The cassette with ‘Fabiola Ganja’ was actually one of the only known artefacts to have survived the Belgian wave of digital reggae. The genre reached the country in the beginning of the nineties, as always a couple of years later than in the UK. For a while, it was a major thing, especially in a community that was squatting the basement of Tour & Taxis, a then abandoned event hall in the center of Brussels that once used to be the largest train station in the country. Shortly before the turn of the decennium, the community had known a new injection when a whole circle of pot-loving new wave studio musicians moved in, one of them being Freddy Dansaert.
Gone were their heydays of playing instruments on seminal Crammed and Les Disques Crepuscules records, but the musicians could still live from the money they earned in previous years, whilst enthusiastically absorbing and reproducing all the dubby punk and new wave sounds that had been coming from UK bands like Lifetones, P.I.L. or A Certain Ratio for a while.
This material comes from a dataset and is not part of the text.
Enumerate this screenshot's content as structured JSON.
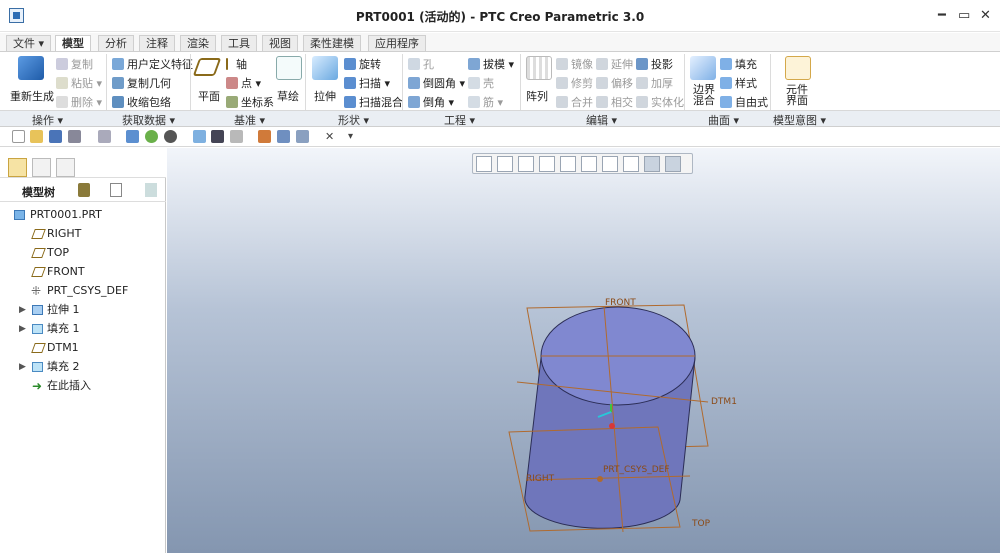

When digi dub and reggae started making waves and Mikey Melody and Gregory Peck records were being played at the squat parties, many of the skilled keyboard musicians there were attracted towards the new vague, and trying out things for themselves.
However, because of the hazy atmosphere of the community and since no record labels at the time were interested in their sound, the Belgian digi scene mostly gravitated around underground live performances and jam sessions, meaning that it somehow forms a blind spot in the national music history. In that sense, giving ‘Fabiola Ganja’ a proper release feels like rescuing it from oblivion for the second time.
A4 – Lawrence Le Doux presents : Digital butterfly
Musical extract from an episode of the famous ‘VISA pour le monde’ tv program on Belgian RTBf. Some of the outstanding tracks on the soundtrack are still very desired among record collectors and soundtrack aficionados.
B1 – Lawrence Le Doux presents : Tronf 424, « Tape n°2 »
Unfortunately for Belgian musical history, this band only existed during the span of one school year, after which all band members went their own separate ways. This song off their “Tape n°2” reflects the energy and musical extremism of the era.
B2 – Lawrence Le Doux presents : Calypso Romantic
This track was recorded in 1982, in the only studio in the rural Belgian town of Mons. The whole song was recorded in one night, due to financial restraints. Everything began with a little Roland rhythmbox.
B3 – Lawrence Le Doux presents : Envelope
This song was found on a dusty cassette in the Royal Library of Ghent, which has an extended multimedia department. We restored the recording from the cassette as well as we could, since the artist had lost the original tapes.